▶ [What is needed]
Determine how many lines below include the string "data". Reply with the number only.
=== Records supplied ===
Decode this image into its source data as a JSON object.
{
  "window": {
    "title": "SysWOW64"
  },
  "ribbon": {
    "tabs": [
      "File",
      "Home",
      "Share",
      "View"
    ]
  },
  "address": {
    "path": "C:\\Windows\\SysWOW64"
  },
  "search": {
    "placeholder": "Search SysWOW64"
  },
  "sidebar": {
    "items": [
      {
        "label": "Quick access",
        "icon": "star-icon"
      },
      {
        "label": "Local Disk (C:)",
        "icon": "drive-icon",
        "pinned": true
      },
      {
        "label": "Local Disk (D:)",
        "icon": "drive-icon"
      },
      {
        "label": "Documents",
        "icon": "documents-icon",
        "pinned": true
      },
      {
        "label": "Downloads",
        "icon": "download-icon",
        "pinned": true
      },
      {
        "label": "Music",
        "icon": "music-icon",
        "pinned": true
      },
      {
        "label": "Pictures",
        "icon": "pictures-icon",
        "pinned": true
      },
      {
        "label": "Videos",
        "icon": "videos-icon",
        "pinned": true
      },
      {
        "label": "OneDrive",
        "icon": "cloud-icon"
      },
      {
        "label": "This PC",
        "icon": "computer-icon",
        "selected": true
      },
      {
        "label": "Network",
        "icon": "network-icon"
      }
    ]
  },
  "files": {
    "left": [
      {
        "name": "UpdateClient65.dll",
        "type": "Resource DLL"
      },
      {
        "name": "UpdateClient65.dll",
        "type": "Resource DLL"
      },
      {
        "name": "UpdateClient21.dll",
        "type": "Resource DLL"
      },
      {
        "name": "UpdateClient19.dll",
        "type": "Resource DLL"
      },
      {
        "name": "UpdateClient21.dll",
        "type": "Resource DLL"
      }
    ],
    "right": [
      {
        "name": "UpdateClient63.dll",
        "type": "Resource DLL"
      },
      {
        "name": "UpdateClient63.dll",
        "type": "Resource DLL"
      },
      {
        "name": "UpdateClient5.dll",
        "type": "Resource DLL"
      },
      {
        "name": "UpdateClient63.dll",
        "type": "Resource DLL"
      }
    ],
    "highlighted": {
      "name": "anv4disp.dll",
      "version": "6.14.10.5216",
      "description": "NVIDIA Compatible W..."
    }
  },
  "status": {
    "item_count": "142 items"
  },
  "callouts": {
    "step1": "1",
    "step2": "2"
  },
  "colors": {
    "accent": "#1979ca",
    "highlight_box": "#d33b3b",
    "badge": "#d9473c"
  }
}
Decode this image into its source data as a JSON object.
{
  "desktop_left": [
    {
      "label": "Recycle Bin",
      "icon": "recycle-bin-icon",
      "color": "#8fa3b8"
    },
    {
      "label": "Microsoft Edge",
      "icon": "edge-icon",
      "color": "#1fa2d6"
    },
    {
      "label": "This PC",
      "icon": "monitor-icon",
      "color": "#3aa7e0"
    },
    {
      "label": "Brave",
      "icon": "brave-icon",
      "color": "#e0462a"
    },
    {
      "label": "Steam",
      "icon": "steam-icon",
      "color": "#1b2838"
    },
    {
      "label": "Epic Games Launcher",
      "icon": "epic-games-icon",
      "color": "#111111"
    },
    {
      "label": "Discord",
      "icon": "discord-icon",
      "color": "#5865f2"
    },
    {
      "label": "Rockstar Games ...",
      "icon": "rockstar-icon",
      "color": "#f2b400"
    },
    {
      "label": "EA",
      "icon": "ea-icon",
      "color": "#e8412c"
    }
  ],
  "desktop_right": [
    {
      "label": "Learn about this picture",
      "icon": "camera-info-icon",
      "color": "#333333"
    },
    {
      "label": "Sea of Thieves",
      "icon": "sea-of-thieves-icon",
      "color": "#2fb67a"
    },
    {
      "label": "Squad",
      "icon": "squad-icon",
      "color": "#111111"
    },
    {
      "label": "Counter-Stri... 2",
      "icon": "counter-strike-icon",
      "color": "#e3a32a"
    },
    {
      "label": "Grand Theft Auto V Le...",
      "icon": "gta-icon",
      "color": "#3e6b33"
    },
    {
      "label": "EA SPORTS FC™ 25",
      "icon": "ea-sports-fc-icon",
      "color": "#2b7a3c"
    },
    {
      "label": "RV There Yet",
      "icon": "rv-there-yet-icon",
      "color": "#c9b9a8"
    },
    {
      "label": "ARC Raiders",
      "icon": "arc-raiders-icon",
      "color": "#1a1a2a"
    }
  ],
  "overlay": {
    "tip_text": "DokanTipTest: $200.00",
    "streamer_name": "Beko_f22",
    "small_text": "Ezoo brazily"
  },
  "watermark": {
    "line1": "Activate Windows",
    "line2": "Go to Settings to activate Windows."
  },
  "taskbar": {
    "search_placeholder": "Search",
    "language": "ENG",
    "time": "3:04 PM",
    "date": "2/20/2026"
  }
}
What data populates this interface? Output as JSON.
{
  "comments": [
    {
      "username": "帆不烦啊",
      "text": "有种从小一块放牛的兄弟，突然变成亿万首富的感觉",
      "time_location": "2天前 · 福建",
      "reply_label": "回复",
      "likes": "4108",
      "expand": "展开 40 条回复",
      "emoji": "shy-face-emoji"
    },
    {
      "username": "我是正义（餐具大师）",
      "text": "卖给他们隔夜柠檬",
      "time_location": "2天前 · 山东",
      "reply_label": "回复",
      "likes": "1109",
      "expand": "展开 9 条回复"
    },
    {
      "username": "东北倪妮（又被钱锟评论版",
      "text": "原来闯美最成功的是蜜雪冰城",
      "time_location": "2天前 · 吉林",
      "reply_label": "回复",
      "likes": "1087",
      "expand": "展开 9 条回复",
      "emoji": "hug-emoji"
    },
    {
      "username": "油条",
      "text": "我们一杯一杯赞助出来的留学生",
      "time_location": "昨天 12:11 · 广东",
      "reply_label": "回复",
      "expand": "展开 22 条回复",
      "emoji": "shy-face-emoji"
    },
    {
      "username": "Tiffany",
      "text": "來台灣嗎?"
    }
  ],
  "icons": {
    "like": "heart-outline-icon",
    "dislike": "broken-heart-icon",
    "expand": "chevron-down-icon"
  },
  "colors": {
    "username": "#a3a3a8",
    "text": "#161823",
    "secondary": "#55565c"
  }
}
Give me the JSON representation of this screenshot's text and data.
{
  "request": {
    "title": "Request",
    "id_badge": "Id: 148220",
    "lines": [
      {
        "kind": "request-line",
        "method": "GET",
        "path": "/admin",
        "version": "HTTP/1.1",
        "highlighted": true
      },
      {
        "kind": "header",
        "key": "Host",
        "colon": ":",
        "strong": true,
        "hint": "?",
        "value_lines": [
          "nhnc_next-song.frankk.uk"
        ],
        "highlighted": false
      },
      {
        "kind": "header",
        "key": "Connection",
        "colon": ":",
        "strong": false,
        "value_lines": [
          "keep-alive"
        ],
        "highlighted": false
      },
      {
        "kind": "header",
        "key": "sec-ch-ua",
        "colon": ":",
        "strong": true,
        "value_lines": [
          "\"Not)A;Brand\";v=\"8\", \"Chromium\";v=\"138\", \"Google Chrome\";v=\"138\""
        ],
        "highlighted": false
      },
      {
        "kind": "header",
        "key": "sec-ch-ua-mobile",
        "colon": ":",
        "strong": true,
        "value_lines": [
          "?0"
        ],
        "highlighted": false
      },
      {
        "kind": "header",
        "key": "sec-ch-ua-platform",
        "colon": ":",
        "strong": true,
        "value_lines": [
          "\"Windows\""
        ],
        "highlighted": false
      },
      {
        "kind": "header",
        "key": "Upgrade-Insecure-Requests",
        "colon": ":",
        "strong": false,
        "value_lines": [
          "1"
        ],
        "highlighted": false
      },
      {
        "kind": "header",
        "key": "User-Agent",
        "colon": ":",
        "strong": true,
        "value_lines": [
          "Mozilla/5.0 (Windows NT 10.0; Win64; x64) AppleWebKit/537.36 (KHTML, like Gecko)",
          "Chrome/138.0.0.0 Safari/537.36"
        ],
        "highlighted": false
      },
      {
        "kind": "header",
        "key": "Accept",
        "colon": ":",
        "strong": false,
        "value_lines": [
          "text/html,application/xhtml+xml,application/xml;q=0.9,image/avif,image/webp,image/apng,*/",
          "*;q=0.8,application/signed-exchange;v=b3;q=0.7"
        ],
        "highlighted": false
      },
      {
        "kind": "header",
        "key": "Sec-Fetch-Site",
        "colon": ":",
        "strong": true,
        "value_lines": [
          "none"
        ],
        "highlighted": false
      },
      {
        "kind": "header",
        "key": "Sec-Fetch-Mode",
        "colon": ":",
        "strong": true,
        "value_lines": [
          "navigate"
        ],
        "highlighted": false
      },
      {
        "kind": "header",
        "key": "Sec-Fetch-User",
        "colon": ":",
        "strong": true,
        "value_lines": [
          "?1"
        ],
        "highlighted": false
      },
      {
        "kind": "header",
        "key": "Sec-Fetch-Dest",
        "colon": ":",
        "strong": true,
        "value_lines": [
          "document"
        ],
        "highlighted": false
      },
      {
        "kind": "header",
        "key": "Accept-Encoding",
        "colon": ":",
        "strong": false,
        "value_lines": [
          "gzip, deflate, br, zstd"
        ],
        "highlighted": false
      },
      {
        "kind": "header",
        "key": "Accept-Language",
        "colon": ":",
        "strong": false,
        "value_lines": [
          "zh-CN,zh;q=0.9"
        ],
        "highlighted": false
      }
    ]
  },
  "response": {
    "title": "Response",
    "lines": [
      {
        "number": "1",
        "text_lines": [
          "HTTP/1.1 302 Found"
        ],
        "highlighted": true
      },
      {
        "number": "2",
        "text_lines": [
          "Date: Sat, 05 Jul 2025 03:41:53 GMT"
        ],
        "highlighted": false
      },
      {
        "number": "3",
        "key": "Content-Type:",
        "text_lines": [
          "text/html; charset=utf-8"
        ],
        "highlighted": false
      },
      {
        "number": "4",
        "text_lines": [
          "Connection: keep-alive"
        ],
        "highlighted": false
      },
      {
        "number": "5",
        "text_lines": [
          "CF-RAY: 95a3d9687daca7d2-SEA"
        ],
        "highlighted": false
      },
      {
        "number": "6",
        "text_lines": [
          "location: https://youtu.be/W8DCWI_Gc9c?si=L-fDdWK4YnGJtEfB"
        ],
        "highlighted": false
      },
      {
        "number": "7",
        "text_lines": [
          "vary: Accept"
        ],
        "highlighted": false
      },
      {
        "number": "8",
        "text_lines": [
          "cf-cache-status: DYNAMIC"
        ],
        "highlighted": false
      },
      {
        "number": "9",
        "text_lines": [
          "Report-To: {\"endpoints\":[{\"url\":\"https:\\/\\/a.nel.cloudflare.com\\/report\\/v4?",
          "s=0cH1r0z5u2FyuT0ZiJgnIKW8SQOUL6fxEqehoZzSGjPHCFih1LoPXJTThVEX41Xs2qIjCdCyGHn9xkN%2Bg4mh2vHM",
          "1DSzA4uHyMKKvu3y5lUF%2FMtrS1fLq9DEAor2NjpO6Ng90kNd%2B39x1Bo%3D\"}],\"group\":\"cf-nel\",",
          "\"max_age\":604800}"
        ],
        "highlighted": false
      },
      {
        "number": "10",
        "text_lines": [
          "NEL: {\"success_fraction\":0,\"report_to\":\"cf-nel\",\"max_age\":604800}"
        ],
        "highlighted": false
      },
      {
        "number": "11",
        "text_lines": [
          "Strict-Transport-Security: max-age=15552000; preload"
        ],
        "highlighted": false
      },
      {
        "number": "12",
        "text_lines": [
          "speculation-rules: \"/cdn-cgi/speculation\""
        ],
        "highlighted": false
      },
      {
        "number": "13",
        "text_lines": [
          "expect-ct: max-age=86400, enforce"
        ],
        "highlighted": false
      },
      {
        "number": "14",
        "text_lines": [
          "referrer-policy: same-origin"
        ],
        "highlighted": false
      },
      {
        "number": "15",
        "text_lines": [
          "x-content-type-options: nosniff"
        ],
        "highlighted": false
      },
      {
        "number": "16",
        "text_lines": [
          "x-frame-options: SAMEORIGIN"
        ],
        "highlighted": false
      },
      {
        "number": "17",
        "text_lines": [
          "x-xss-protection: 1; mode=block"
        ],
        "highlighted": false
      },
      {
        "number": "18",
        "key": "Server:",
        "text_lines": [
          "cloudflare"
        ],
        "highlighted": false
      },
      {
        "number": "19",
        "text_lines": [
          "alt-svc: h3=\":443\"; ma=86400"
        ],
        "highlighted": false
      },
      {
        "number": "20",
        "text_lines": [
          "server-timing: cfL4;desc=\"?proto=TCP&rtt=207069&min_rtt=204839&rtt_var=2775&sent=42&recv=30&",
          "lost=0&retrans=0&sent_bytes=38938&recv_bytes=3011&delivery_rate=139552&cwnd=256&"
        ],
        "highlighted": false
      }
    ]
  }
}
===
▶ [Expected output]
4